Maddie Dulabaum was a youth participant and member of the news team at NYC this summer, and will begin college this fall. To read coverage from the conference, visit brethren.org/nyc . To support the Youth and Young Adult Ministries that are dedicated to creating experiences like NYC for Brethren young people, visit brethren.org/give .

(Read this issue of eBrethren)

Blessings

Photos by Kendra Johnson, Katie Cummings, and Ron Lubungo.

Photos by Kendra Johnson, Katie Cummings, and Ron Lubungo.

An excerpt from a sermon by Christy Waltersdorff, based on Matthew 5:1-12.

“You’re blessed when you’re at the end of your rope. With less of you there is more of God.”

Somewhere along the way I started signing letters with the word, “Blessings.” It is a meaningful word that wishes all good things to whomever I am writing. It has the fragrance of grace—that promise of a gift undeserved.

In Matthew’s Gospel we find a list of blessings in the Sermon on the Mount. But more than that, we find a call for action, a teaching that is counter-intuitive, counter-cultural, radical, subversive—just like Jesus, himself. It is not concerned with what is practical or possible, but calls us to turn the values of the world upside down.

“You’re blessed when you’re content with just who you areno more, no less.
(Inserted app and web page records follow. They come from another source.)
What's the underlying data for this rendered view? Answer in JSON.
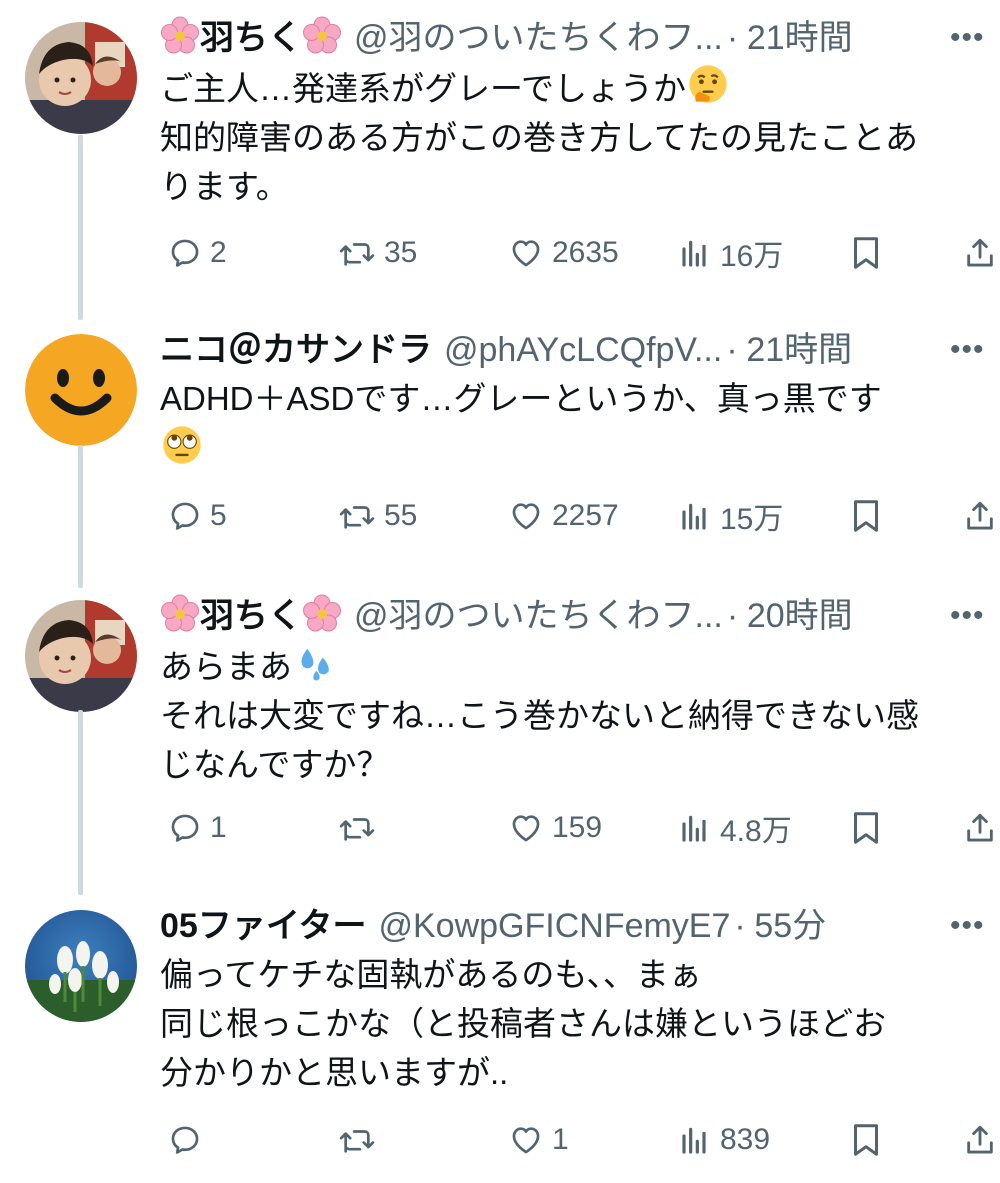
{
  "tweets": [
    {
      "name": "🌸羽ちく🌸",
      "handle": "@羽のついたちくわフ...",
      "time": "21時間",
      "lines": [
        "ご主人…発達系がグレーでしょうか",
        "知的障害のある方がこの巻き方してたの見たことあ",
        "ります。"
      ],
      "emoji": "thinking-face",
      "reply": "2",
      "retweet": "35",
      "like": "2635",
      "views": "16万",
      "avatar": "photo-person"
    },
    {
      "name": "ニコ＠カサンドラ",
      "handle": "@phAYcLCQfpV...",
      "time": "21時間",
      "lines": [
        "ADHD＋ASDです…グレーというか、真っ黒です",
        ""
      ],
      "emoji": "rolling-eyes-face",
      "reply": "5",
      "retweet": "55",
      "like": "2257",
      "views": "15万",
      "avatar": "smiley-face"
    },
    {
      "name": "🌸羽ちく🌸",
      "handle": "@羽のついたちくわフ...",
      "time": "20時間",
      "lines": [
        "あらまあ",
        "それは大変ですね…こう巻かないと納得できない感",
        "じなんですか？"
      ],
      "emoji": "sweat-droplets",
      "reply": "1",
      "retweet": "",
      "like": "159",
      "views": "4.8万",
      "avatar": "photo-person"
    },
    {
      "name": "05ファイター",
      "handle": "@KowpGFICNFemyE7",
      "time": "55分",
      "lines": [
        "偏ってケチな固執があるのも、、まぁ",
        "同じ根っこかな（と投稿者さんは嫌というほどお",
        "分かりかと思いますが.."
      ],
      "emoji": "",
      "reply": "",
      "retweet": "",
      "like": "1",
      "views": "839",
      "avatar": "photo-flowers"
    }
  ],
  "separator": "·",
  "more_glyph": "•••",
  "colors": {
    "text": "#0f1419",
    "muted": "#536471",
    "thread_line": "#cfd9de"
  }
}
That’s the moment you find yourselves proud owners of everything that can’t be bought.”

Matthew helps us to see that we can believe these impossible things because of what we know about Jesus and the God who sent him. God blesses us and asks us to bless others.

“You’re blessed when you care. At the moment of being ‘care-full,’ you find yourselves cared for.”
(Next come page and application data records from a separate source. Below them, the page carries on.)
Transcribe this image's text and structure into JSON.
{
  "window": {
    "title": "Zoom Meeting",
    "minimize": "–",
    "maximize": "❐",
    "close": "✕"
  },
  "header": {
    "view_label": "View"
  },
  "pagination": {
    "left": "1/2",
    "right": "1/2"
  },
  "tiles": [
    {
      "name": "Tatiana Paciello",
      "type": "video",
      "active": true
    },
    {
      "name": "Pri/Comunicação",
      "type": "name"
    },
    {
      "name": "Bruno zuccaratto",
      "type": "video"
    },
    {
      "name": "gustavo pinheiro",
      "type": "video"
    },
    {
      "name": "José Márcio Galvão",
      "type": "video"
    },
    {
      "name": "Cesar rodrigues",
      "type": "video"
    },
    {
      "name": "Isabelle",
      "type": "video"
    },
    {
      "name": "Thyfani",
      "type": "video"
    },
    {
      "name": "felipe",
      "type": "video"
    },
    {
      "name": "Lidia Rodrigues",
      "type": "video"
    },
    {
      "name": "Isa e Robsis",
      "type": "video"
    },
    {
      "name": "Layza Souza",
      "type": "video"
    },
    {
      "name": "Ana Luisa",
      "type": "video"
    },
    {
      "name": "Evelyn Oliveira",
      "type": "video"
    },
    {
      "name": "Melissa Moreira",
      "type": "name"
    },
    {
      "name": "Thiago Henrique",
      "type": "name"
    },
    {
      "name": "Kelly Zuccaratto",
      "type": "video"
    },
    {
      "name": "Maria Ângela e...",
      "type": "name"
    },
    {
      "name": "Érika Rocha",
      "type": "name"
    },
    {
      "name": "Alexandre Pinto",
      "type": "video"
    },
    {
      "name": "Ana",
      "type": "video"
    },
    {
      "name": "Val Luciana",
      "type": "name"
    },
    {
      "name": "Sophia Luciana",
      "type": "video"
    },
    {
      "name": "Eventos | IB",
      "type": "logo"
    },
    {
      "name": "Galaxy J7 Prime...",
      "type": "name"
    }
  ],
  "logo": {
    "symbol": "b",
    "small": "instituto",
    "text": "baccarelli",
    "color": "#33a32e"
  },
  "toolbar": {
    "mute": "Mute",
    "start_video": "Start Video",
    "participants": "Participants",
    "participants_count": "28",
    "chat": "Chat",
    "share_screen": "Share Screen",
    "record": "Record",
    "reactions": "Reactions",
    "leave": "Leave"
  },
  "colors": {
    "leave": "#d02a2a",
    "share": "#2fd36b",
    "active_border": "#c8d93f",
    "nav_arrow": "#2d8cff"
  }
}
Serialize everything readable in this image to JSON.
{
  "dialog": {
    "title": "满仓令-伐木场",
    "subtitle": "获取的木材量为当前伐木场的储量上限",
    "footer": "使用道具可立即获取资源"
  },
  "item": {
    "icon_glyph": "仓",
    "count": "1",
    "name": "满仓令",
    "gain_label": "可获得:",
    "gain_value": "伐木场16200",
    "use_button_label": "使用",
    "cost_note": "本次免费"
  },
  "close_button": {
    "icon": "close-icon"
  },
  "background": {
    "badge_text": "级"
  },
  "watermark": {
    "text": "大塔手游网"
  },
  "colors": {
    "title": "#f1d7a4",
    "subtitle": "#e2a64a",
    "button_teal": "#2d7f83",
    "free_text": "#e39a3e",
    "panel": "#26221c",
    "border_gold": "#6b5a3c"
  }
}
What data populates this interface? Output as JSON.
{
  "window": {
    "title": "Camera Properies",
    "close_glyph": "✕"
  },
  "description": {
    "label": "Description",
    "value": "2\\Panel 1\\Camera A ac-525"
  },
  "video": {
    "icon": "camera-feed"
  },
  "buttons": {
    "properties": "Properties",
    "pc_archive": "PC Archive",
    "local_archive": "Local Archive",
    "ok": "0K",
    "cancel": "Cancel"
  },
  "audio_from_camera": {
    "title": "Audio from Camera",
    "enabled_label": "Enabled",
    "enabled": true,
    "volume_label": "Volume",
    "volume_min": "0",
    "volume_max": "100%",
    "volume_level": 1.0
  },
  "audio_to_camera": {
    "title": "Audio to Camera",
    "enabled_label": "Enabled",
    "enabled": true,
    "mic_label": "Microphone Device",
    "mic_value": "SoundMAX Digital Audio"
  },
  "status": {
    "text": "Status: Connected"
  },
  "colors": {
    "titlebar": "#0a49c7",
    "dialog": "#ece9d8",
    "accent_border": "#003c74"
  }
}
One of my Sunday school teachers used to say that the best way to think of the Beatitudes is as “be-attitudes.” They are ways of being—nine blessings that speak the language of grace, proclaiming truth that is the opposite of truth as the world knows it.

“You’re blessed when you can show people how to cooperate instead of compete or fight. That’s when you discover who you really are, and your place in God’s family” (The Message).
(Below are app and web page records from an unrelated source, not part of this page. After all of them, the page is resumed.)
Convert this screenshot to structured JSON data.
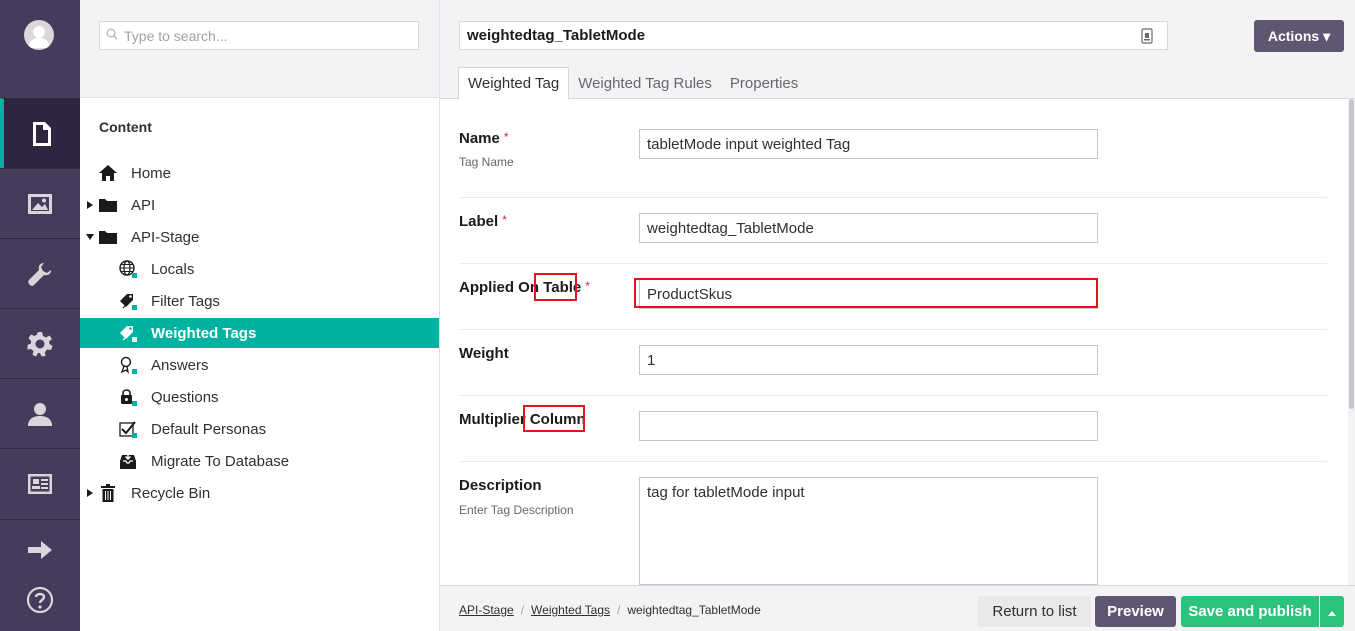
{
  "search": {
    "placeholder": "Type to search..."
  },
  "tree": {
    "heading": "Content",
    "nodes": [
      {
        "label": "Home",
        "icon": "home-icon"
      },
      {
        "label": "API",
        "icon": "folder-icon"
      },
      {
        "label": "API-Stage",
        "icon": "folder-icon"
      },
      {
        "label": "Locals",
        "icon": "globe-icon"
      },
      {
        "label": "Filter Tags",
        "icon": "tags-icon"
      },
      {
        "label": "Weighted Tags",
        "icon": "tags-icon"
      },
      {
        "label": "Answers",
        "icon": "answer-icon"
      },
      {
        "label": "Questions",
        "icon": "question-lock-icon"
      },
      {
        "label": "Default Personas",
        "icon": "checklist-icon"
      },
      {
        "label": "Migrate To Database",
        "icon": "inbox-download-icon"
      },
      {
        "label": "Recycle Bin",
        "icon": "trash-icon"
      }
    ]
  },
  "editor": {
    "node_name": "weightedtag_TabletMode",
    "actions_label": "Actions ▾",
    "tabs": [
      "Weighted Tag",
      "Weighted Tag Rules",
      "Properties"
    ],
    "fields": {
      "name": {
        "label": "Name",
        "required": "*",
        "description": "Tag Name",
        "value": "tabletMode input weighted Tag"
      },
      "label": {
        "label": "Label",
        "required": "*",
        "value": "weightedtag_TabletMode"
      },
      "applied": {
        "label_a": "Applied On",
        "label_b": "Table",
        "required": "*",
        "value": "ProductSkus"
      },
      "weight": {
        "label": "Weight",
        "value": "1"
      },
      "multiplier": {
        "label_a": "Multiplier",
        "label_b": "Column",
        "value": ""
      },
      "description": {
        "label": "Description",
        "description": "Enter Tag Description",
        "value": "tag for tabletMode input"
      }
    }
  },
  "footer": {
    "breadcrumb": [
      "API-Stage",
      "Weighted Tags",
      "weightedtag_TabletMode"
    ],
    "return_label": "Return to list",
    "preview_label": "Preview",
    "publish_label": "Save and publish"
  },
  "colors": {
    "rail": "#453b5a",
    "accent": "#00b2a2",
    "publish": "#2bc37c",
    "highlight": "#e0161e"
  }
}
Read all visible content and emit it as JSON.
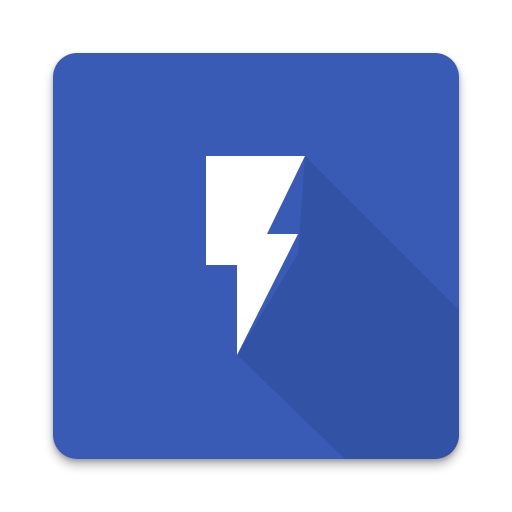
{
  "icon": {
    "name": "lightning-bolt-icon",
    "background_color": "#3A5BB5",
    "long_shadow_color": "#2A4A98",
    "bolt_color": "#FFFFFF"
  }
}
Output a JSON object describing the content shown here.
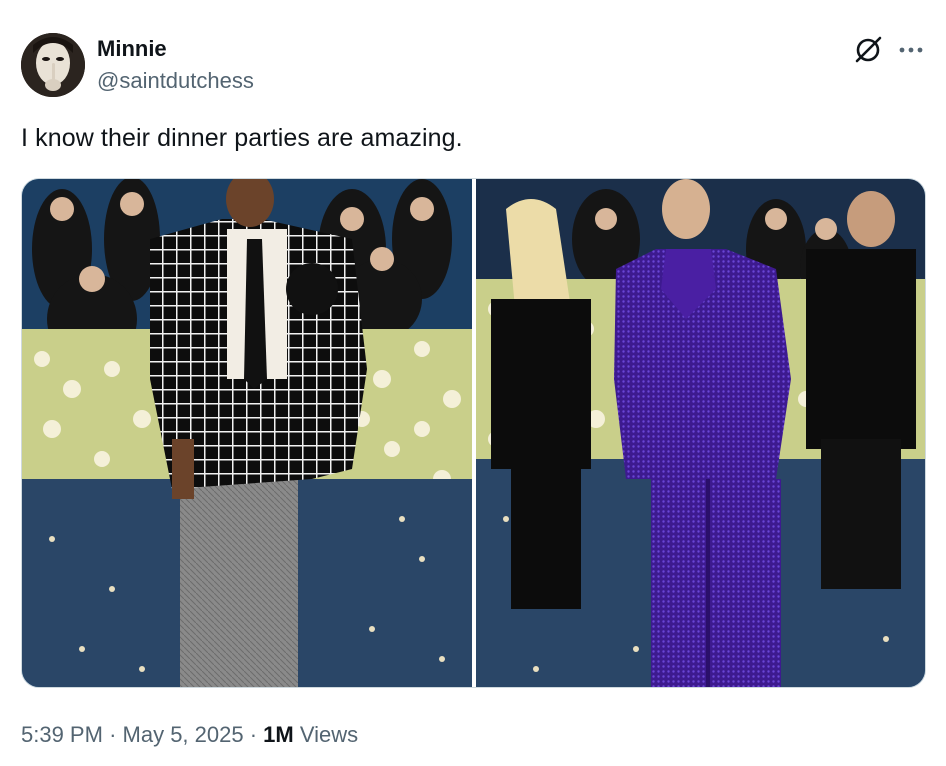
{
  "author": {
    "display_name": "Minnie",
    "handle": "@saintdutchess",
    "avatar_icon": "avatar-woman-finger-lips"
  },
  "header_actions": {
    "grok_icon": "grok-icon",
    "more_icon": "more-icon"
  },
  "tweet": {
    "text": "I know their dinner parties are amazing."
  },
  "media": {
    "photos": [
      {
        "subject": "man in black and white grid jacket with grey trousers"
      },
      {
        "subject": "man in purple sequin suit with purple scarf"
      }
    ]
  },
  "meta": {
    "time": "5:39 PM",
    "separator": "·",
    "date": "May 5, 2025",
    "views_count": "1M",
    "views_label": "Views"
  },
  "colors": {
    "text_primary": "#0f1419",
    "text_secondary": "#536471",
    "border": "#cfd9de"
  }
}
In his hilltop sermon Jesus addressed those who were, right then, dealing with difficult and painful realities. “Blessed are you who are poor in spirit, at this very moment, for yours is the kingdom of heaven.” Not after you die, not two hundred years from now, but right now.

That promise remains true today. God is with you no matter what happens. You are blessed right now, and you are never alone. God is a God who cares about the meek, the mourners, the peacemakers, those who suffer.

And even as they assure us, the Beatitudes call us to live as the people God created us to be, right here and right now. They encourage us to bless each other as we have been blessed by God, as an act of grace. A blessing is a prayer. It is a gift from God. Blessed are you… Amen.

Christy Waltersdorff is pastor of the York Center Church of the Brethren in Lombard, Ill., and a worship coordinator for National Youth Conference. For suggestions of ways to bless others, visit www.brethren.org/volunteer, www.brethren.org/pray , and www.brethren.org/give .

(Read this issue of eBrethren)